'''

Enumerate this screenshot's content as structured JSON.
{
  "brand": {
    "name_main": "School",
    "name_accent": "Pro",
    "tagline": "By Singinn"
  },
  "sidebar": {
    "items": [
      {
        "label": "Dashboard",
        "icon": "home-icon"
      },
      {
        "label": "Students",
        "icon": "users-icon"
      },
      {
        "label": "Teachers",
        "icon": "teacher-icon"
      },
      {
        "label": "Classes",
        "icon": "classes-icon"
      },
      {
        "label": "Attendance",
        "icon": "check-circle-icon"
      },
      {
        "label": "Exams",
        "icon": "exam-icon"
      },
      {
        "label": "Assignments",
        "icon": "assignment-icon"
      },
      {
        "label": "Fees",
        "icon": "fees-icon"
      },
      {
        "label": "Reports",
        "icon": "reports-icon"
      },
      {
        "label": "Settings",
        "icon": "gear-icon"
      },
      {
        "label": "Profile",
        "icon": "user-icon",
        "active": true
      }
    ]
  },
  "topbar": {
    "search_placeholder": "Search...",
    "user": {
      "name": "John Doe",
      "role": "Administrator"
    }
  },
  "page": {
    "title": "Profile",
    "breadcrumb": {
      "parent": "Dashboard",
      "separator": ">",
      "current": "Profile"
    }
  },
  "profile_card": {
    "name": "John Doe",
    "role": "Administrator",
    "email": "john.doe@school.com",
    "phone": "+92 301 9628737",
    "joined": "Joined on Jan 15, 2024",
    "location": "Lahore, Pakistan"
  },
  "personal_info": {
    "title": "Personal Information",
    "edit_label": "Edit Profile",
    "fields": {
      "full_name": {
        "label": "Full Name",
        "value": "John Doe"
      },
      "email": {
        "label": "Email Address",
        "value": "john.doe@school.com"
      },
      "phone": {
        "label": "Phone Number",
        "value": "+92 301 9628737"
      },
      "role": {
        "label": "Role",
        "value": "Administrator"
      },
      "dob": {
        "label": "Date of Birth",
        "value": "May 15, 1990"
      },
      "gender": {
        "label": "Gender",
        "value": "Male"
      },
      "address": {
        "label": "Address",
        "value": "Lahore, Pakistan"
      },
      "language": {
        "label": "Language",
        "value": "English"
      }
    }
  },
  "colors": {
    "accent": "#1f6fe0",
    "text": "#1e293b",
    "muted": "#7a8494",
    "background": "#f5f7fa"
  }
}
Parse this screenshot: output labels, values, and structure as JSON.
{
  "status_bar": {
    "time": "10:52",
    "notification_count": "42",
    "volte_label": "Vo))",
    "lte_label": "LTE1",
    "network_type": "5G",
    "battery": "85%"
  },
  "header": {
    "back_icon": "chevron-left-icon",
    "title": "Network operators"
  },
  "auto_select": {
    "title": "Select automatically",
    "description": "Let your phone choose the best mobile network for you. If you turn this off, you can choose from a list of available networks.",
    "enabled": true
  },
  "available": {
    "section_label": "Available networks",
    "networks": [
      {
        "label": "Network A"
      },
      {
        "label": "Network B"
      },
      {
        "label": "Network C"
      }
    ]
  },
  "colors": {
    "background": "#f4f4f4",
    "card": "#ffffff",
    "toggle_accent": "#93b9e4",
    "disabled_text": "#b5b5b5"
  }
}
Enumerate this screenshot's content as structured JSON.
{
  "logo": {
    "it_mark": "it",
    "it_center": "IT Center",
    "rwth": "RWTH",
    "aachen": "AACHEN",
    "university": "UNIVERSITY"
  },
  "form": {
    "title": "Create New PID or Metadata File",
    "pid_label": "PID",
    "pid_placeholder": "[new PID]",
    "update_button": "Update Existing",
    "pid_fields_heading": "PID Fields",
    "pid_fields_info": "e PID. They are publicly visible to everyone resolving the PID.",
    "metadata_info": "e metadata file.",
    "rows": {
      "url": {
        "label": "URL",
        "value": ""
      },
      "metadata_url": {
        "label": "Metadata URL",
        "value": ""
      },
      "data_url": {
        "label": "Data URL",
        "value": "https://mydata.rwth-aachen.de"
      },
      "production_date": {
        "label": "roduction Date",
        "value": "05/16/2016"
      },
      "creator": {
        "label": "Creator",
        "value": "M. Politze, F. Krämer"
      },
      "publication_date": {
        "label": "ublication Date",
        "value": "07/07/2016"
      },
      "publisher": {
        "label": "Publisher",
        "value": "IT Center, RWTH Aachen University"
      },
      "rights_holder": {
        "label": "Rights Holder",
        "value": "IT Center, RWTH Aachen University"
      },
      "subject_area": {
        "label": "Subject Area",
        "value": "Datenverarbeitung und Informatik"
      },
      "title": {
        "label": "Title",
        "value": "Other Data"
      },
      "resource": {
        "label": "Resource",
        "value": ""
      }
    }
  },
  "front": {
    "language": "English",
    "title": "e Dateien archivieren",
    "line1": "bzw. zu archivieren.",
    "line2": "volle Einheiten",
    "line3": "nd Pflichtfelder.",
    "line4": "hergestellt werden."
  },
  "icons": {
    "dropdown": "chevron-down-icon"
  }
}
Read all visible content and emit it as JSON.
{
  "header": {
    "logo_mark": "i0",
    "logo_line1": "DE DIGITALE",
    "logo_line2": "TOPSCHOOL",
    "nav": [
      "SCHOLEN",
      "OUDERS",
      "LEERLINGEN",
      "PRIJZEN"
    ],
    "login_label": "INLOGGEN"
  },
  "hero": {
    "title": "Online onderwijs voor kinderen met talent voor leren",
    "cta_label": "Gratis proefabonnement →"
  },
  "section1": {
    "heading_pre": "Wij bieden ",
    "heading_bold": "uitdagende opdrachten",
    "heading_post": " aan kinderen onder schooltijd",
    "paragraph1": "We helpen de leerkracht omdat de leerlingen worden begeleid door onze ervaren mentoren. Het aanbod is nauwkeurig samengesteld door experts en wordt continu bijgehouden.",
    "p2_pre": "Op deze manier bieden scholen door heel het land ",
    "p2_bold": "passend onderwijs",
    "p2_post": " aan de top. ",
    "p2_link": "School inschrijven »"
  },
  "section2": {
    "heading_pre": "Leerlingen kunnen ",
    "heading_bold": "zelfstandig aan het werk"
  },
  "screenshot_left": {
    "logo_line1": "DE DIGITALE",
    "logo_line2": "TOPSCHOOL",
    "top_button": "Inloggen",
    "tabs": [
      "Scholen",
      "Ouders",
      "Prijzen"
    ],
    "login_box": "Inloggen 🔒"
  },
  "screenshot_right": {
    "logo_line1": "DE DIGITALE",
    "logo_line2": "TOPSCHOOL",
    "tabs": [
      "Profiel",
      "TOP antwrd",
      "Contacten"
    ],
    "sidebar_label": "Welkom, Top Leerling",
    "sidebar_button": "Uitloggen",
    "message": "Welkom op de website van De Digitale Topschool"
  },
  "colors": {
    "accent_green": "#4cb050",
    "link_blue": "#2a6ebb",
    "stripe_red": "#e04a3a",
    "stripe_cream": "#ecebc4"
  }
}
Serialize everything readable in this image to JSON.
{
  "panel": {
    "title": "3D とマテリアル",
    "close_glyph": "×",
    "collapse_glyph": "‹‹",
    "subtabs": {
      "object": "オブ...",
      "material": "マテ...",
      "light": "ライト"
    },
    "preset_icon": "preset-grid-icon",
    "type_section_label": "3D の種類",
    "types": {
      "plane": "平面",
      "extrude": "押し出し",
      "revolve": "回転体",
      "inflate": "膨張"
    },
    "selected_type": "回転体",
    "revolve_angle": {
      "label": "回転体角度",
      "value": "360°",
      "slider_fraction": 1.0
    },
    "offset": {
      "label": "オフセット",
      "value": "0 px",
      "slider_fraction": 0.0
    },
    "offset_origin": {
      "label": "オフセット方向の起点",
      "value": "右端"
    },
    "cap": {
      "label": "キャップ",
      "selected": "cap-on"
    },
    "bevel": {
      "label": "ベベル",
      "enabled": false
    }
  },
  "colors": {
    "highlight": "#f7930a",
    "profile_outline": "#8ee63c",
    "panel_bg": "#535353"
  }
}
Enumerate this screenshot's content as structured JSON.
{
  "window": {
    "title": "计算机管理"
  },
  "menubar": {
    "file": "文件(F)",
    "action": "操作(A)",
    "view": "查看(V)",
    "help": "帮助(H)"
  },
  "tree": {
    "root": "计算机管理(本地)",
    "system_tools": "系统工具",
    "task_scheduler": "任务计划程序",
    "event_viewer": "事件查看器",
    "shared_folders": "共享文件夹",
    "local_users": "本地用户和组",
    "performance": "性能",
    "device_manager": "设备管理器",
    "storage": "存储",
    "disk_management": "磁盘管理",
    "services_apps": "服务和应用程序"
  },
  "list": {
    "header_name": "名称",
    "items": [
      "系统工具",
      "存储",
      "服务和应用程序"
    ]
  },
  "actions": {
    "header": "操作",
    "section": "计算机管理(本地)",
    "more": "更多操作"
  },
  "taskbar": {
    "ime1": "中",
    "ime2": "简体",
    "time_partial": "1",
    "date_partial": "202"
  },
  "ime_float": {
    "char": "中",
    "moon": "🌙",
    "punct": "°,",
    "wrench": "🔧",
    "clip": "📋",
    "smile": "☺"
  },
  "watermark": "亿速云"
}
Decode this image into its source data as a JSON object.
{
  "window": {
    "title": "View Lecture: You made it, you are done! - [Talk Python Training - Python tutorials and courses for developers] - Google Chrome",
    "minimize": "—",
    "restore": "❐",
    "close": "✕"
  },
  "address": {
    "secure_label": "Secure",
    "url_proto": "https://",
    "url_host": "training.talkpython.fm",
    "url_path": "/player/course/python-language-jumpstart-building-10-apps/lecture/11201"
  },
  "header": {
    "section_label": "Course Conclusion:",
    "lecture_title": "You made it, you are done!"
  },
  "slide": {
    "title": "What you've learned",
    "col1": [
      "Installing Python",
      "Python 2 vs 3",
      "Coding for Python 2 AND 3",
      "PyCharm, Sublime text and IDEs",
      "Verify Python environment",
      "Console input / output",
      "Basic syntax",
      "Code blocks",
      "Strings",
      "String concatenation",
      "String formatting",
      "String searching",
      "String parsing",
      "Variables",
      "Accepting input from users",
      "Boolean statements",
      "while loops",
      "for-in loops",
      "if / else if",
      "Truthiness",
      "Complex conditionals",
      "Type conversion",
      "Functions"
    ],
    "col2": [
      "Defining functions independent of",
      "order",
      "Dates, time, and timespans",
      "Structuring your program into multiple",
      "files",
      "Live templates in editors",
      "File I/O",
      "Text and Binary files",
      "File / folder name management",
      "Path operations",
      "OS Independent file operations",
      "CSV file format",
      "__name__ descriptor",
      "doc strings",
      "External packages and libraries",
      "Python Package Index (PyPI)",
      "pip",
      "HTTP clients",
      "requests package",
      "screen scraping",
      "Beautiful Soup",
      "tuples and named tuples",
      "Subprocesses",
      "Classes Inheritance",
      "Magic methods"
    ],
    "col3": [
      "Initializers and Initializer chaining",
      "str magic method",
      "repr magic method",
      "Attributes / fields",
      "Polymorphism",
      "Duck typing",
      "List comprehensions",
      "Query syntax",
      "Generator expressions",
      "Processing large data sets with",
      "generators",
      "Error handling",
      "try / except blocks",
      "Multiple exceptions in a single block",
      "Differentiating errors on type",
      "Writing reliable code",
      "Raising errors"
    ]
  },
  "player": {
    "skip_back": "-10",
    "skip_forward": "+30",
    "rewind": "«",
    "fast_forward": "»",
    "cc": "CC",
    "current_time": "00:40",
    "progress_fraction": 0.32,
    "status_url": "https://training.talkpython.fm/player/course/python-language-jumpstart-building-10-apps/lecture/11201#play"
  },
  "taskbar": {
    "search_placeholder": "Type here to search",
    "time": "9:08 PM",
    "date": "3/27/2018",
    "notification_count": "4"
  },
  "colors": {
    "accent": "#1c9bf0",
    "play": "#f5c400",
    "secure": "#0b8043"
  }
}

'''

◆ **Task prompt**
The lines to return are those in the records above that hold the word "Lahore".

◆ **Response box**
    "location": "Lahore, Pakistan"
        "value": "Lahore, Pakistan"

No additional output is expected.